--- Data excerpts Enclosed Below ---

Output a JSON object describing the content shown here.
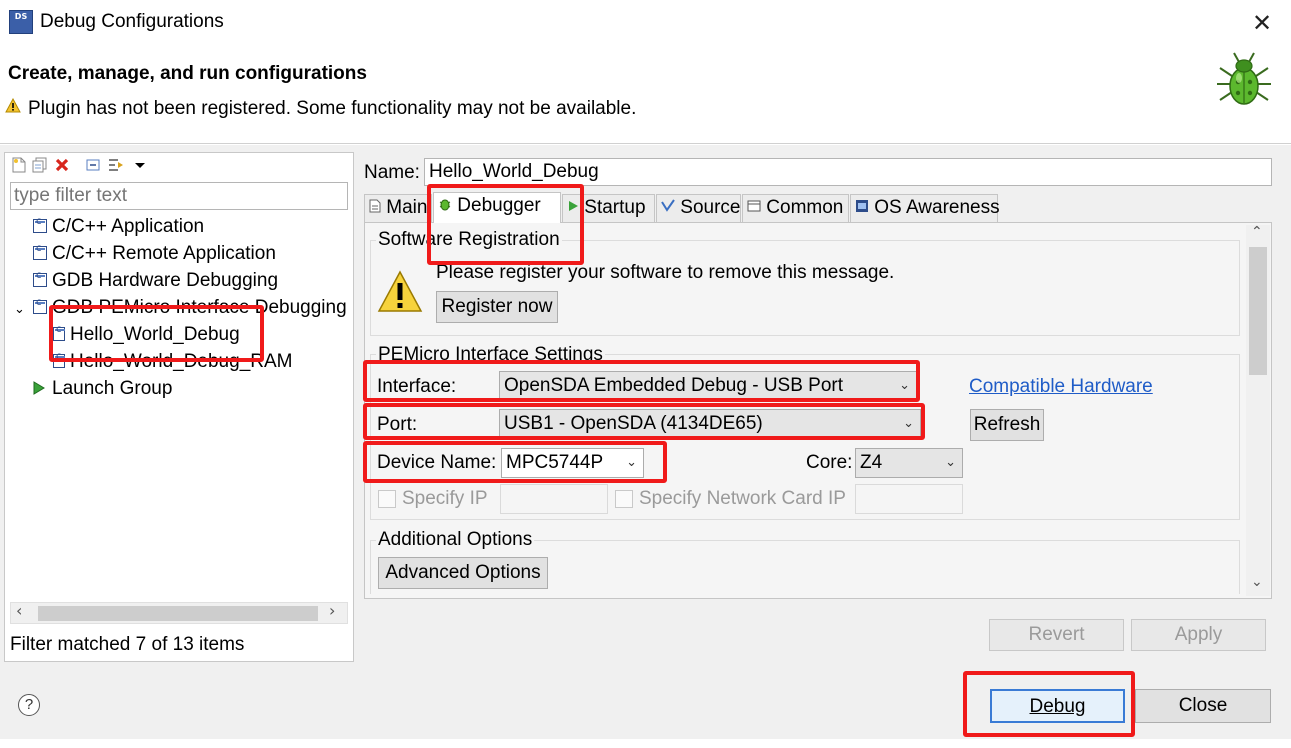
{
  "window": {
    "title": "Debug Configurations",
    "close_glyph": "✕",
    "icon_text": "DS"
  },
  "banner": {
    "title": "Create, manage, and run configurations",
    "warning": "Plugin has not been registered. Some functionality may not be available.",
    "icon": "bug-icon"
  },
  "left": {
    "toolbar_icons": [
      "new-config-icon",
      "duplicate-icon",
      "delete-icon",
      "collapse-all-icon",
      "filter-icon",
      "dropdown-icon"
    ],
    "filter_placeholder": "type filter text",
    "tree": [
      {
        "label": "C/C++ Application",
        "icon": "c-config-icon"
      },
      {
        "label": "C/C++ Remote Application",
        "icon": "c-config-icon"
      },
      {
        "label": "GDB Hardware Debugging",
        "icon": "c-config-icon"
      },
      {
        "label": "GDB PEMicro Interface Debugging",
        "icon": "c-config-icon",
        "expanded": true
      },
      {
        "label": "Hello_World_Debug",
        "icon": "c-file-icon",
        "child": true,
        "selected": true
      },
      {
        "label": "Hello_World_Debug_RAM",
        "icon": "c-file-icon",
        "child": true
      },
      {
        "label": "Launch Group",
        "icon": "launch-group-icon"
      }
    ],
    "status": "Filter matched 7 of 13 items"
  },
  "config": {
    "name_label": "Name:",
    "name_value": "Hello_World_Debug",
    "tabs": [
      {
        "label": "Main",
        "icon": "main-tab-icon"
      },
      {
        "label": "Debugger",
        "icon": "debugger-tab-icon",
        "active": true
      },
      {
        "label": "Startup",
        "icon": "startup-tab-icon"
      },
      {
        "label": "Source",
        "icon": "source-tab-icon"
      },
      {
        "label": "Common",
        "icon": "common-tab-icon"
      },
      {
        "label": "OS Awareness",
        "icon": "os-awareness-tab-icon"
      }
    ],
    "software_registration": {
      "group_label": "Software Registration",
      "message": "Please register your software to remove this message.",
      "button": "Register now"
    },
    "interface_settings": {
      "group_label": "PEMicro Interface Settings",
      "interface_label": "Interface:",
      "interface_value": "OpenSDA Embedded Debug - USB Port",
      "compatible_link": "Compatible Hardware",
      "port_label": "Port:",
      "port_value": "USB1 - OpenSDA (4134DE65)",
      "refresh_button": "Refresh",
      "device_label": "Device Name:",
      "device_value": "MPC5744P",
      "core_label": "Core:",
      "core_value": "Z4",
      "specify_ip_label": "Specify IP",
      "specify_nic_label": "Specify Network Card IP"
    },
    "additional": {
      "group_label": "Additional Options",
      "button": "Advanced Options"
    },
    "revert_button": "Revert",
    "apply_button": "Apply"
  },
  "footer": {
    "help_glyph": "?",
    "debug_button": "Debug",
    "close_button": "Close"
  },
  "colors": {
    "highlight": "#f01a1a",
    "link": "#1f5cc7",
    "dialog_bg": "#f0f0f0"
  }
}
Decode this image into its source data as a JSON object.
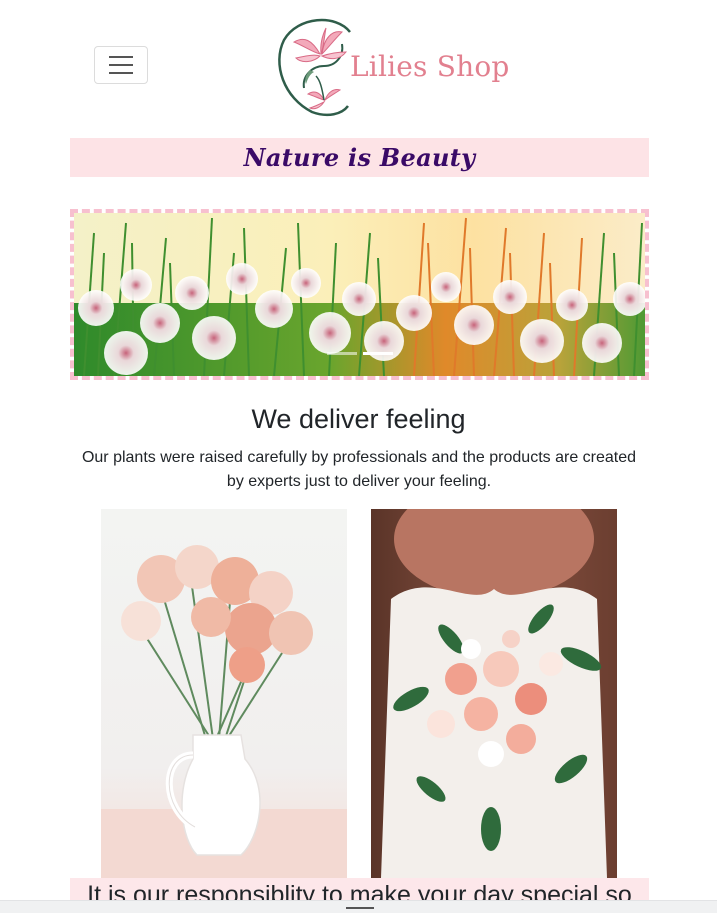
{
  "navbar": {
    "toggler_icon": "hamburger-menu-icon",
    "brand": "Lilies Shop",
    "logo_icon": "lily-flower-logo-icon"
  },
  "tagline": "Nature is Beauty",
  "carousel": {
    "slide_image": "dandelion-meadow-sunset-photo",
    "slide_count": 2,
    "active_slide": 2
  },
  "intro": {
    "heading": "We deliver feeling",
    "text": "Our plants were raised carefully by professionals and the products are created by experts just to deliver your feeling."
  },
  "gallery": [
    {
      "image": "carnations-in-white-jug-photo"
    },
    {
      "image": "bride-holding-bouquet-photo"
    }
  ],
  "banner": {
    "text": "It is our responsiblity to make your day special so"
  },
  "colors": {
    "tagline_background": "#fde3e6",
    "tagline_text": "#3a0a67",
    "brand_pink": "#e2808f",
    "carousel_border": "#f7c0cf"
  }
}
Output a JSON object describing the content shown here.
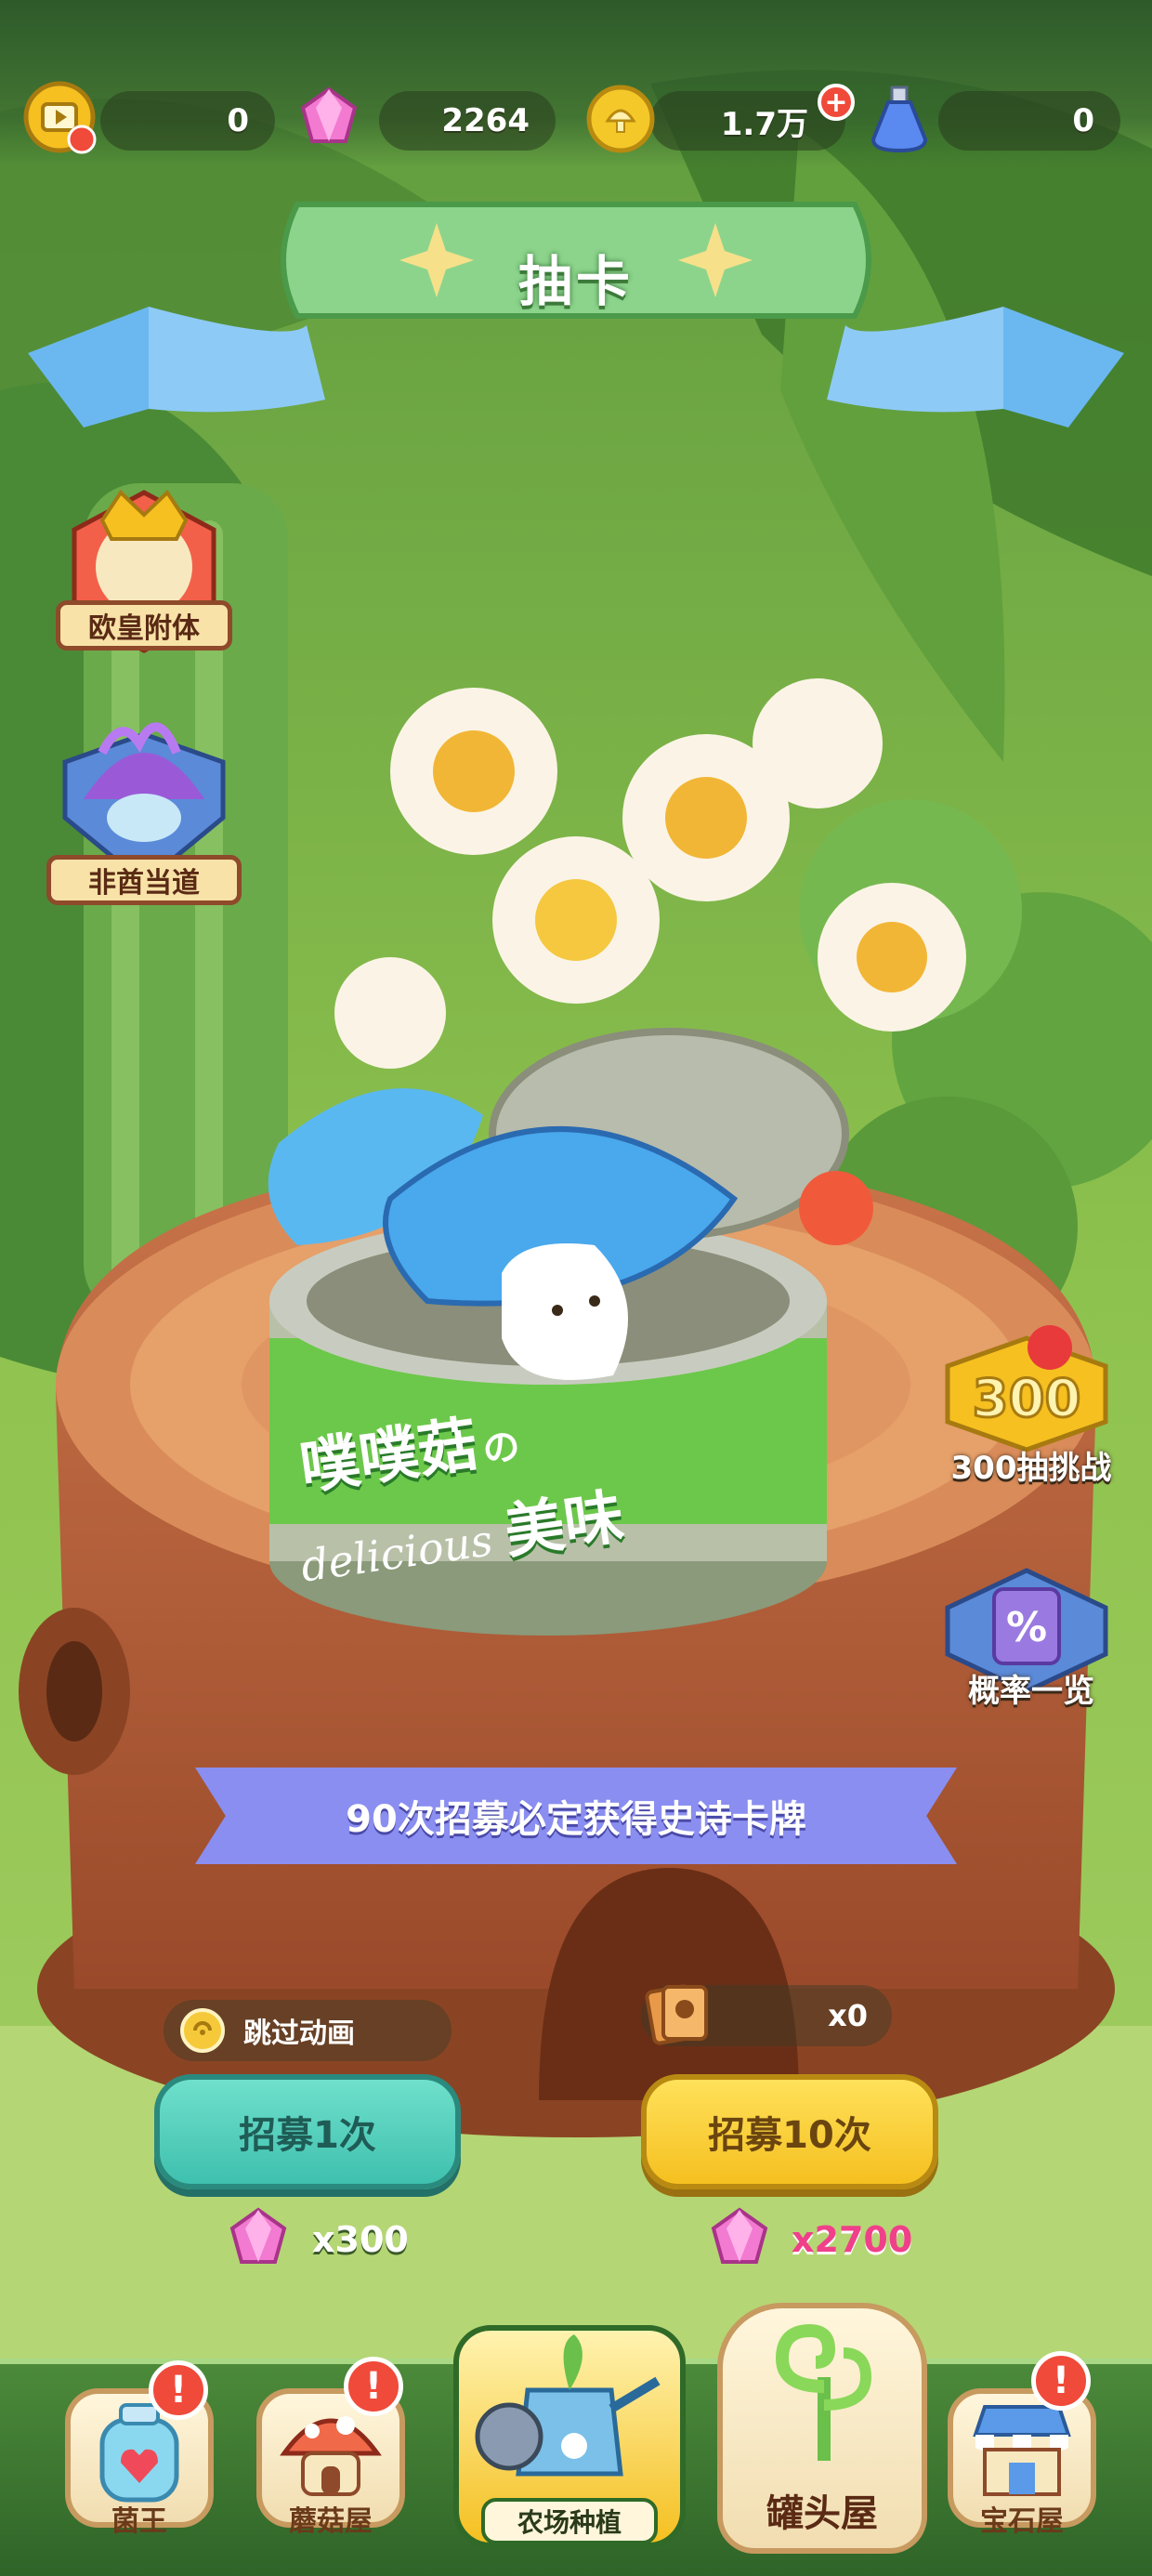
{
  "resources": [
    {
      "icon": "video-ad-icon",
      "value": "0"
    },
    {
      "icon": "pink-gem-icon",
      "value": "2264"
    },
    {
      "icon": "gold-coin-icon",
      "value": "1.7万",
      "plus": "+"
    },
    {
      "icon": "potion-bottle-icon",
      "value": "0"
    }
  ],
  "title": "抽卡",
  "left_events": [
    {
      "label": "欧皇附体",
      "icon": "crown-king-icon"
    },
    {
      "label": "非酋当道",
      "icon": "purple-mushroom-icon"
    }
  ],
  "right_buttons": [
    {
      "label": "300抽挑战",
      "badge": "300",
      "icon": "mushroom-300-badge-icon"
    },
    {
      "label": "概率一览",
      "badge": "%",
      "icon": "probability-scroll-icon"
    }
  ],
  "can_label": {
    "line1": "噗噗菇",
    "connector": "の",
    "line2": "美味",
    "script": "delicious"
  },
  "guarantee_text": "90次招募必定获得史诗卡牌",
  "skip_animation": "跳过动画",
  "ticket_count": "x0",
  "recruit": {
    "one": {
      "label": "招募1次",
      "cost": "x300"
    },
    "ten": {
      "label": "招募10次",
      "cost": "x2700"
    }
  },
  "nav": [
    {
      "label": "菌王",
      "alert": "!"
    },
    {
      "label": "蘑菇屋",
      "alert": "!"
    },
    {
      "label": "农场种植",
      "active": true
    },
    {
      "label": "罐头屋"
    },
    {
      "label": "宝石屋",
      "alert": "!"
    }
  ],
  "colors": {
    "teal_button": "#3fc0ae",
    "yellow_button": "#f5c020",
    "banner_purple": "#8a8ef0",
    "cost_one": "#ffffff",
    "cost_ten": "#f0408a"
  }
}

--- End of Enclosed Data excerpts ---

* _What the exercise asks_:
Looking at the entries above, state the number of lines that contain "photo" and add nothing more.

* _Task response_:
3